→ What is required
I need the entries printed again word for word, without the images.

*** Exercise inputs ***

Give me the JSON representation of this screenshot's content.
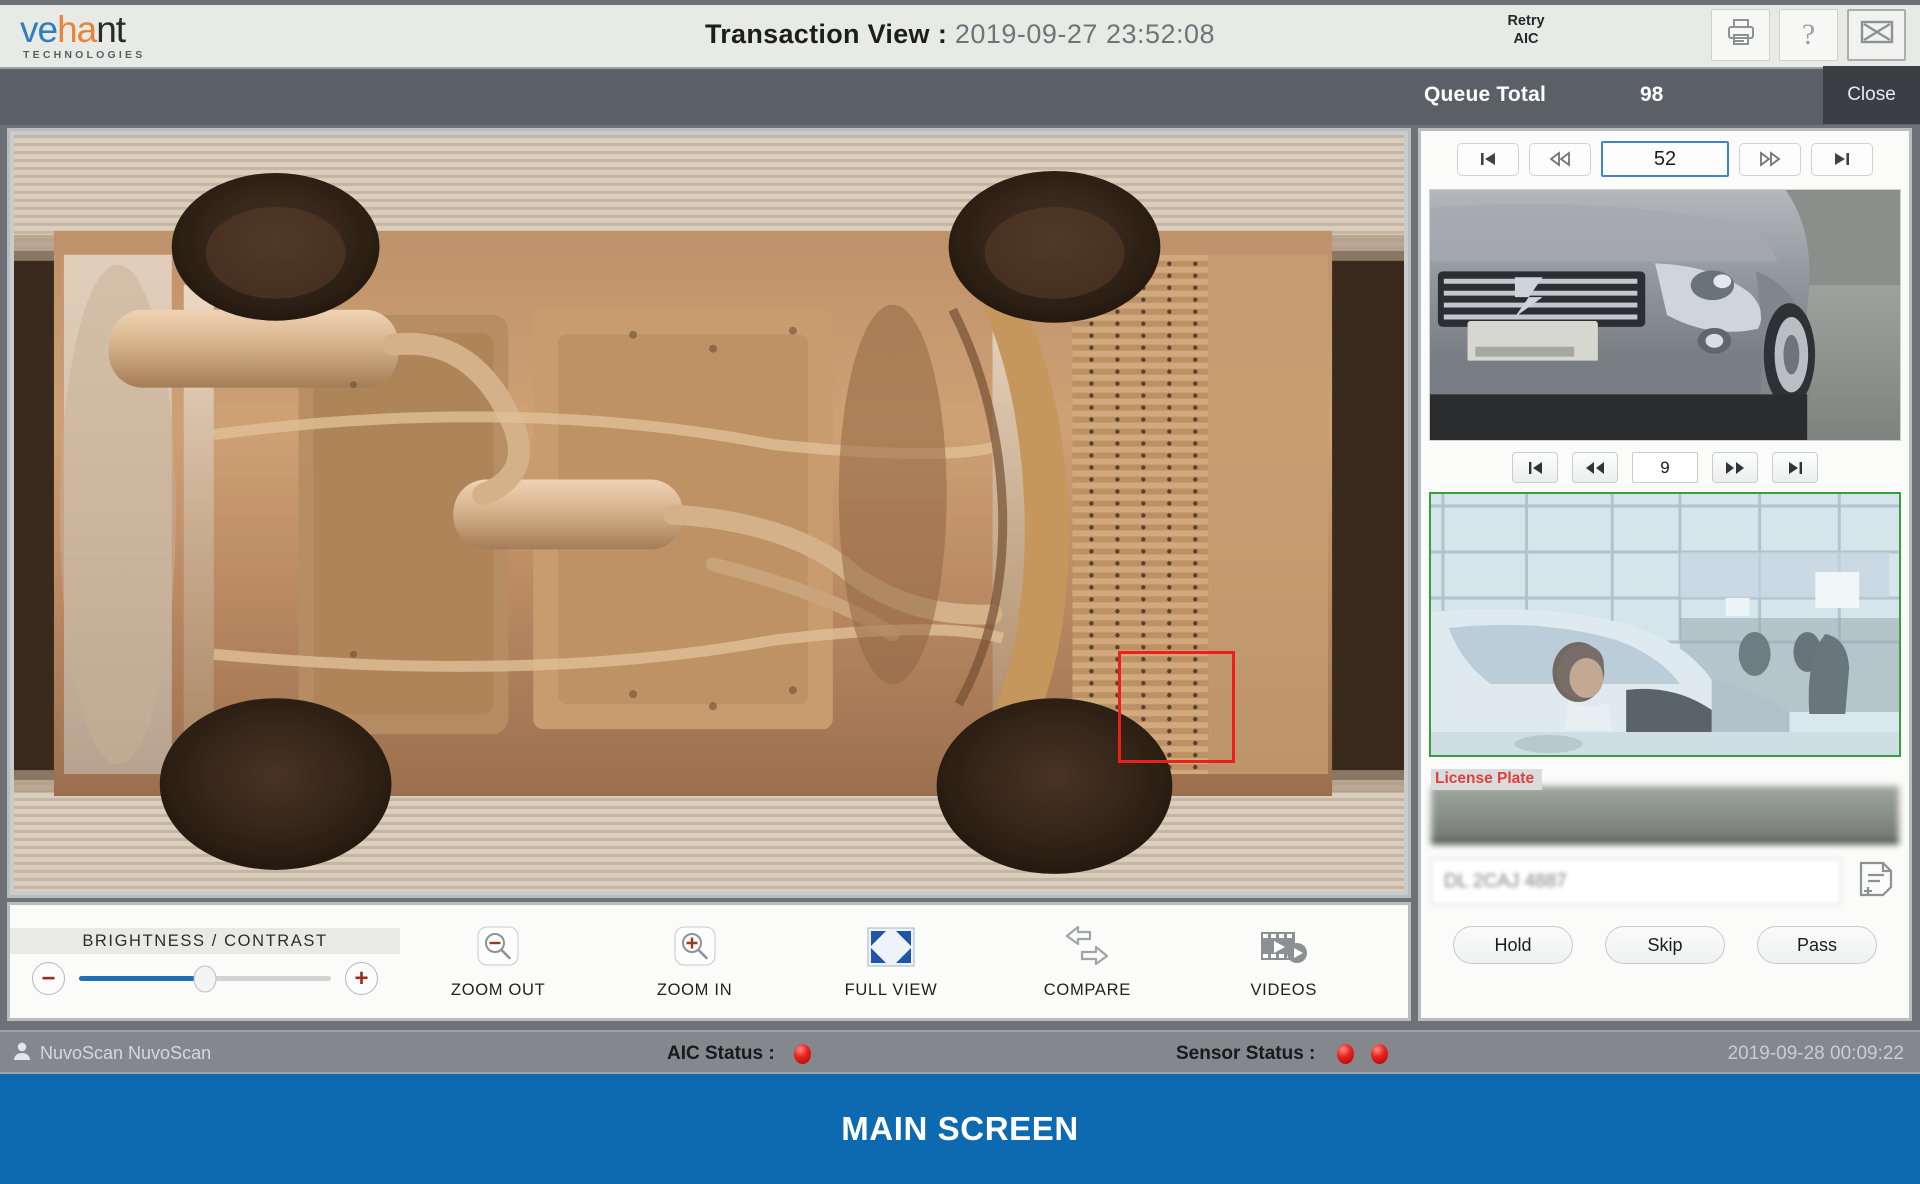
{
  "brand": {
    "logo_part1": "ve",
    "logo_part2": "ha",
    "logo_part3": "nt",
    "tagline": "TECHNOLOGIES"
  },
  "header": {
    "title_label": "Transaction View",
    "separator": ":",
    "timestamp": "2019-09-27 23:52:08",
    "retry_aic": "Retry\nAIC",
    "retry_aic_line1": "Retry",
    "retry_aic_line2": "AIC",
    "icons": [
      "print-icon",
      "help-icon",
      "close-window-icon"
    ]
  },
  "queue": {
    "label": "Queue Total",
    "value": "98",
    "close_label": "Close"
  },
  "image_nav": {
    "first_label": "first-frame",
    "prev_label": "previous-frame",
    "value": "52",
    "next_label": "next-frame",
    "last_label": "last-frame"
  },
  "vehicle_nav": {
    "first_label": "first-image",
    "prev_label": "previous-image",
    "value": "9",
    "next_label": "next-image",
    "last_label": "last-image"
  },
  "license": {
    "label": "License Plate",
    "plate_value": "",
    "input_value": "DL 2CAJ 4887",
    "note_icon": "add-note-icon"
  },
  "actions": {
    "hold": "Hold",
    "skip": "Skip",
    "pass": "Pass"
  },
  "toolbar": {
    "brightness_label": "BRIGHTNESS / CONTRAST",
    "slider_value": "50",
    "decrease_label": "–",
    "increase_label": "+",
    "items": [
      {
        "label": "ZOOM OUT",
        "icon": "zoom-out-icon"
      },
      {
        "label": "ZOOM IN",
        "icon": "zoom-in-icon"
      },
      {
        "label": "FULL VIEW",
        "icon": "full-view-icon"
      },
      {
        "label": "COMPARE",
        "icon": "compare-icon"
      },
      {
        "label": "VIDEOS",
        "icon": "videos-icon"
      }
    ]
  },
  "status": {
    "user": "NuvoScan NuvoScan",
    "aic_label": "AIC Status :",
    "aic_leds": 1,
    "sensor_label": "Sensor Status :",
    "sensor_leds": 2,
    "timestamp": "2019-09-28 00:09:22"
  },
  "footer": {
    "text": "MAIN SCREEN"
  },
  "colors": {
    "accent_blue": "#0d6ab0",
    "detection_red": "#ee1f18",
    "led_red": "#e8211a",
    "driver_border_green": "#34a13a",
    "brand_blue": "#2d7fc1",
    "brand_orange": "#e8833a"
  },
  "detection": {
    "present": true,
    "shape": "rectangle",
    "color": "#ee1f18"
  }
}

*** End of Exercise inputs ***

→ Result of the task
Give me the JSON representation of this screenshot's content.
{
  "brand": {
    "logo_part1": "ve",
    "logo_part2": "ha",
    "logo_part3": "nt",
    "tagline": "TECHNOLOGIES"
  },
  "header": {
    "title_label": "Transaction View",
    "separator": ":",
    "timestamp": "2019-09-27 23:52:08",
    "retry_aic": "Retry\nAIC",
    "retry_aic_line1": "Retry",
    "retry_aic_line2": "AIC",
    "icons": [
      "print-icon",
      "help-icon",
      "close-window-icon"
    ]
  },
  "queue": {
    "label": "Queue Total",
    "value": "98",
    "close_label": "Close"
  },
  "image_nav": {
    "first_label": "first-frame",
    "prev_label": "previous-frame",
    "value": "52",
    "next_label": "next-frame",
    "last_label": "last-frame"
  },
  "vehicle_nav": {
    "first_label": "first-image",
    "prev_label": "previous-image",
    "value": "9",
    "next_label": "next-image",
    "last_label": "last-image"
  },
  "license": {
    "label": "License Plate",
    "plate_value": "",
    "input_value": "DL 2CAJ 4887",
    "note_icon": "add-note-icon"
  },
  "actions": {
    "hold": "Hold",
    "skip": "Skip",
    "pass": "Pass"
  },
  "toolbar": {
    "brightness_label": "BRIGHTNESS / CONTRAST",
    "slider_value": "50",
    "decrease_label": "–",
    "increase_label": "+",
    "items": [
      {
        "label": "ZOOM OUT",
        "icon": "zoom-out-icon"
      },
      {
        "label": "ZOOM IN",
        "icon": "zoom-in-icon"
      },
      {
        "label": "FULL VIEW",
        "icon": "full-view-icon"
      },
      {
        "label": "COMPARE",
        "icon": "compare-icon"
      },
      {
        "label": "VIDEOS",
        "icon": "videos-icon"
      }
    ]
  },
  "status": {
    "user": "NuvoScan NuvoScan",
    "aic_label": "AIC Status :",
    "aic_leds": 1,
    "sensor_label": "Sensor Status :",
    "sensor_leds": 2,
    "timestamp": "2019-09-28 00:09:22"
  },
  "footer": {
    "text": "MAIN SCREEN"
  },
  "colors": {
    "accent_blue": "#0d6ab0",
    "detection_red": "#ee1f18",
    "led_red": "#e8211a",
    "driver_border_green": "#34a13a",
    "brand_blue": "#2d7fc1",
    "brand_orange": "#e8833a"
  },
  "detection": {
    "present": true,
    "shape": "rectangle",
    "color": "#ee1f18"
  }
}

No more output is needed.